For the last few years I've had a desktop Windows PC sitting out the way that never really worked properly. That's ok, since I mostly used it for playing games and a Mac laptop's been pretty good for everything else. I have, from time to time, wanted something that booted up first time and didn't randomly crash.
A while ago, I tried swapping the motherboard and graphics card. That didn't work. More recently, I had a more serious attempt. Swapping everything else around, I think the only things staying constant were CPU and power supply. It still crashed. It was all getting a bit creaky with age, so I decided: Time to upgrade.
This time, it would all be good and working, and mystery brokenness and hassle would be behind me.
My choice is probably a bit silly, but all I want is a fairly low-end PC for playing oldish games, so I went for one of these funny AMD CPUs with a built-in GPU. I didn't even know they did such things a few weeks ago. I bought an AMD A10 7850K, and stuck it on a Gigabyte GA-F2A88X-D3H motherboard.
The only problem turned out to be that the motherboard only supports that CPU if you upgrade the BIOS. However, without a CPU that works on it, you can't upgrade the BIOS. So, I had to buy the cheapest, oldest compatible CPU in order to perform the BIOS upgrade.
All done? No. The BIOS can only be downloaded as a self-extracting archive. Which is nice, unless you don't have a Windows PC to extract the archive. Fortunately, Stuffit will do the job on a Mac.
All done? No. The BIOS can upgrade itself from a flash drive containing the BIOS except for the upgrade I needed. That requires you to run the upgrade from an executable. I ended up putting the BIOS, the upgrader and freedos on a USB stick.

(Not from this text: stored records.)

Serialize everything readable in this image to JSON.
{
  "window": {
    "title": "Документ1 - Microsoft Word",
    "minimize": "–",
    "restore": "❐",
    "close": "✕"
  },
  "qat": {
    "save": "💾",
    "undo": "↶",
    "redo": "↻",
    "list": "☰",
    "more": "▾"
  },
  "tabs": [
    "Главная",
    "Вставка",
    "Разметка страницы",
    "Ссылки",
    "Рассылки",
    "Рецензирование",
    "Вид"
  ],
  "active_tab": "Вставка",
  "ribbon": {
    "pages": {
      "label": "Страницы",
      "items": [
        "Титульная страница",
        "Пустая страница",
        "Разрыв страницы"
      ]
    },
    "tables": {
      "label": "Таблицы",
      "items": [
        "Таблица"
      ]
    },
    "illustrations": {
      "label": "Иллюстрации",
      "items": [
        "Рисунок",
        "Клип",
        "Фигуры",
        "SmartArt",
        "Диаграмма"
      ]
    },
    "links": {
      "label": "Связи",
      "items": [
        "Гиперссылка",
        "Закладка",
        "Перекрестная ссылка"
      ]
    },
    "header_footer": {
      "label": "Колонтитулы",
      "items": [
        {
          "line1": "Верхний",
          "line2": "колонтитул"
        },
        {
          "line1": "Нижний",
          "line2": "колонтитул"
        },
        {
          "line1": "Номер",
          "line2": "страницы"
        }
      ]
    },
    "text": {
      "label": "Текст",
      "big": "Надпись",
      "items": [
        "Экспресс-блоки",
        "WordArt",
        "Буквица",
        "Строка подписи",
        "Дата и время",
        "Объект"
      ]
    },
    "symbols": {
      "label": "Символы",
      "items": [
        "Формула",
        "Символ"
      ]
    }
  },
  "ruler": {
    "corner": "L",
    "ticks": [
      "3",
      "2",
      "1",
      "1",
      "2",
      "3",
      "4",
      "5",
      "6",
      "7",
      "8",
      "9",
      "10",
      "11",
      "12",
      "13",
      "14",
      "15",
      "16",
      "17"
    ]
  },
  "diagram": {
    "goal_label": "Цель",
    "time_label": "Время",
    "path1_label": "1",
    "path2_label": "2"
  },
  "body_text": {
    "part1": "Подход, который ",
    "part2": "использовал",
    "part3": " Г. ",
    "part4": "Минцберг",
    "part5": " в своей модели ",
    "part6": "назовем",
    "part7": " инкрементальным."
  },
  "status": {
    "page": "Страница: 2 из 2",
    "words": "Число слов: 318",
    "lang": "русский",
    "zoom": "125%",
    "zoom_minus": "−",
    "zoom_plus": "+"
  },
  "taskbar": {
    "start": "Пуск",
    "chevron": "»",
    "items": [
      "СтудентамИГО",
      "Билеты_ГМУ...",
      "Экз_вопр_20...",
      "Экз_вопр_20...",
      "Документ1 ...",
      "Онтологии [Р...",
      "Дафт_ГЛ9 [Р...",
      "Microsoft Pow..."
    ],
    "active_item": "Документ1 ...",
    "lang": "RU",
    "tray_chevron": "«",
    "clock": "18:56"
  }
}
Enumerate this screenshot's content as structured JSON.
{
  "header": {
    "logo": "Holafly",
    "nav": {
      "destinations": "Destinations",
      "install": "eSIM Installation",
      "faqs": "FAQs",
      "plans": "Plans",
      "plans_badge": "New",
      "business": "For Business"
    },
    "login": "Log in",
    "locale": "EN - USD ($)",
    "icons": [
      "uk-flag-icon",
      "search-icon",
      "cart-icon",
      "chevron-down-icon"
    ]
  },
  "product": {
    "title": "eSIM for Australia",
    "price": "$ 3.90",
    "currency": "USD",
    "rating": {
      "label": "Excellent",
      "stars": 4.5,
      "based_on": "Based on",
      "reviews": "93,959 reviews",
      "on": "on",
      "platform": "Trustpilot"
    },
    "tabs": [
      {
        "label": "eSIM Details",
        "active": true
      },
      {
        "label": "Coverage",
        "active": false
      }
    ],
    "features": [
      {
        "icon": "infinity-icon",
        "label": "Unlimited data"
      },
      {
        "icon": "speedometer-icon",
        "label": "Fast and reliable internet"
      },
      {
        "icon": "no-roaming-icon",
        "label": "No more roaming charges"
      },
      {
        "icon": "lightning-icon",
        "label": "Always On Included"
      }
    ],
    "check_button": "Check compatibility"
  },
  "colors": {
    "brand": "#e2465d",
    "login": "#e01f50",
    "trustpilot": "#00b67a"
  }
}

Getting it all bootable nicely and the rest of it, given I was using a Mac, was more pain than was really warranted.
All done? No. Once the machine was flashed with a BIOS that allowed me to use the CPU I bought, it was time to install the OS. I had a DVD image of the OS I wanted to install, but I have no DVD burner. USB stick will be fine, won't it?
At this stage I faffed a lot, with various different configurations, and learnt a fair amount about EFI. Finally, I read this post. It all finally became clear: Modern BIOSes don't boot vanilla ISO images from USB drives.
That's right, despite having all the code to boot CDs directly, and knowing about all different emulation schemes when booting from a USB drive, and having the resources to store a fancy graphics front-end, BIOSes don't actually bother to join the dots and do El Torito booting of USB drives. Any time you actually have a DVD image and boot it off USB, it's clever tricks in the image. Grrrr.
So, after some manual hack attempts, I used unetbootin (available for MacOS - phew) to convert the ISO into a USB-bootable form. Then I hacked it some more, as it wasn't quite working right. And... it finally chain booted through to the OS installer, which promptly fell over, being not quite able to find the disk as it expected.
At this point, I gave up. PhD in computer science or no, at some point you need to know when to cut your losses. This wasn't fun any more, and I just want a working PC. I've bought myself a DVD burner - they're dirt-cheap now - and am waiting for it to arrive. I'm sure there shall be further tales of woe, as it all fails to work for no adequately explained reason.